Task objective: For each line in the data below that has the word "tags", copy that line.

Data for the task:
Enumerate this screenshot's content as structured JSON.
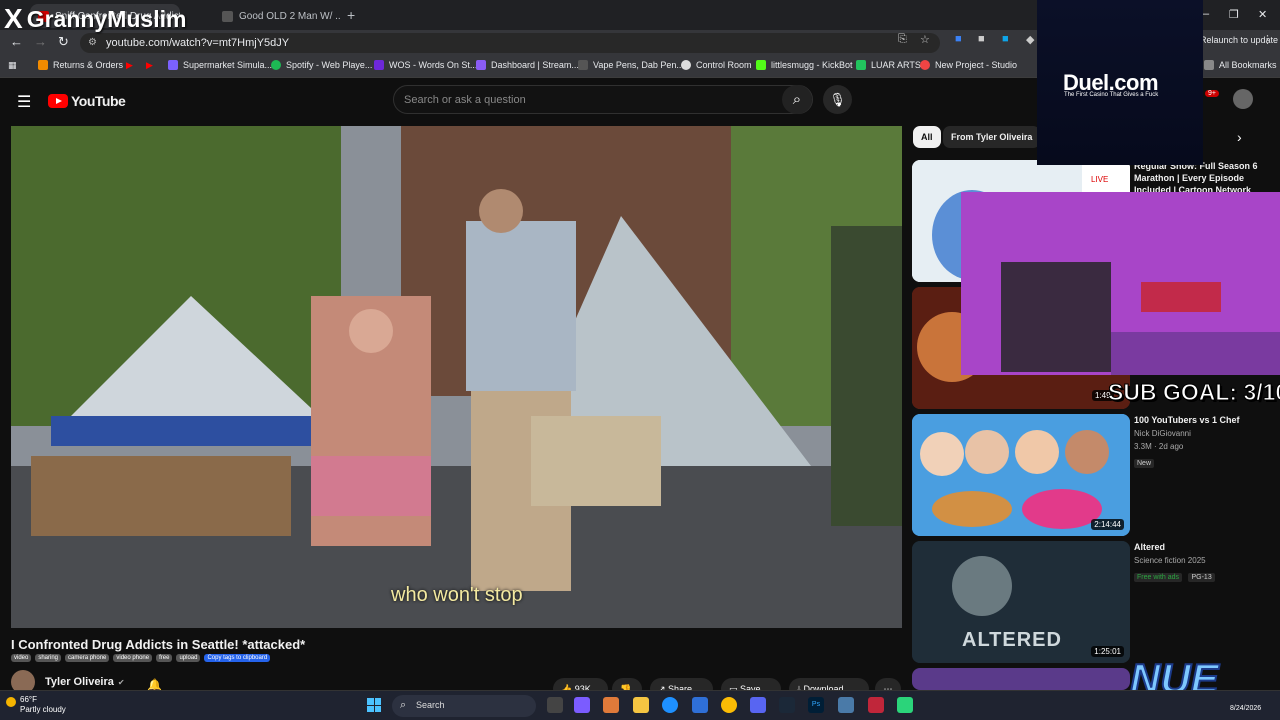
{
  "browser": {
    "tabs": [
      {
        "label": "Sniff Confronted Drug Addicts"
      },
      {
        "label": "Good OLD 2 Man W/ ..."
      }
    ],
    "new_tab": "+",
    "window": {
      "minimize": "–",
      "maximize": "❐",
      "close": "✕"
    },
    "url": "youtube.com/watch?v=mt7HmjY5dJY",
    "relaunch": "Relaunch to update",
    "bookmarks": [
      {
        "label": "Returns & Orders",
        "color": "#f28b00"
      },
      {
        "label": "Supermarket Simula...",
        "color": "#7b61ff"
      },
      {
        "label": "Spotify - Web Playe...",
        "color": "#1db954"
      },
      {
        "label": "WOS - Words On St...",
        "color": "#6d28d9"
      },
      {
        "label": "Dashboard | Stream...",
        "color": "#8b5cf6"
      },
      {
        "label": "Vape Pens, Dab Pen...",
        "color": "#555555"
      },
      {
        "label": "Control Room",
        "color": "#dddddd"
      },
      {
        "label": "littlesmugg - KickBot",
        "color": "#53fc18"
      },
      {
        "label": "LUAR ARTS",
        "color": "#22c55e"
      },
      {
        "label": "New Project - Studio",
        "color": "#ef4444"
      },
      {
        "label": "All Bookmarks",
        "color": "#888888"
      }
    ]
  },
  "youtube": {
    "logo": "YouTube",
    "search_placeholder": "Search or ask a question",
    "notif_count": "9+",
    "caption": "who won't stop",
    "video_title": "I Confronted Drug Addicts in Seattle! *attacked*",
    "tags": [
      "video",
      "sharing",
      "camera phone",
      "video phone",
      "free",
      "upload"
    ],
    "copy_tags": "Copy tags to clipboard",
    "channel": "Tyler Oliveira",
    "actions": {
      "likes": "93K",
      "share": "Share",
      "save": "Save",
      "download": "Download"
    },
    "chips": {
      "all": "All",
      "from": "From Tyler Oliveira"
    },
    "recommendations": [
      {
        "title": "Regular Show: Full Season 6 Marathon | Every Episode Included | Cartoon Network",
        "live": "LIVE",
        "duration": ""
      },
      {
        "title": "",
        "duration": "1:49"
      },
      {
        "title": "100 YouTubers vs 1 Chef",
        "channel": "Nick DiGiovanni",
        "meta": "3.3M · 2d ago",
        "badges": [
          "New"
        ],
        "duration": "2:14:44"
      },
      {
        "title": "Altered",
        "channel": "Science fiction 2025",
        "badges": [
          "Free with ads",
          "PG-13"
        ],
        "overlay": "ALTERED",
        "duration": "1:25:01"
      }
    ]
  },
  "overlays": {
    "streamer": "GrannyMuslim",
    "duel_name": "Duel.com",
    "duel_tagline": "The First Casino That Gives a Fuck",
    "sub_goal": "SUB GOAL: 3/10",
    "nue": "NUE"
  },
  "taskbar": {
    "temp": "66°F",
    "weather": "Partly cloudy",
    "search": "Search",
    "date": "8/24/2026"
  }
}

Result:
    "tags": [
    "copy_tags": "Copy tags to clipboard",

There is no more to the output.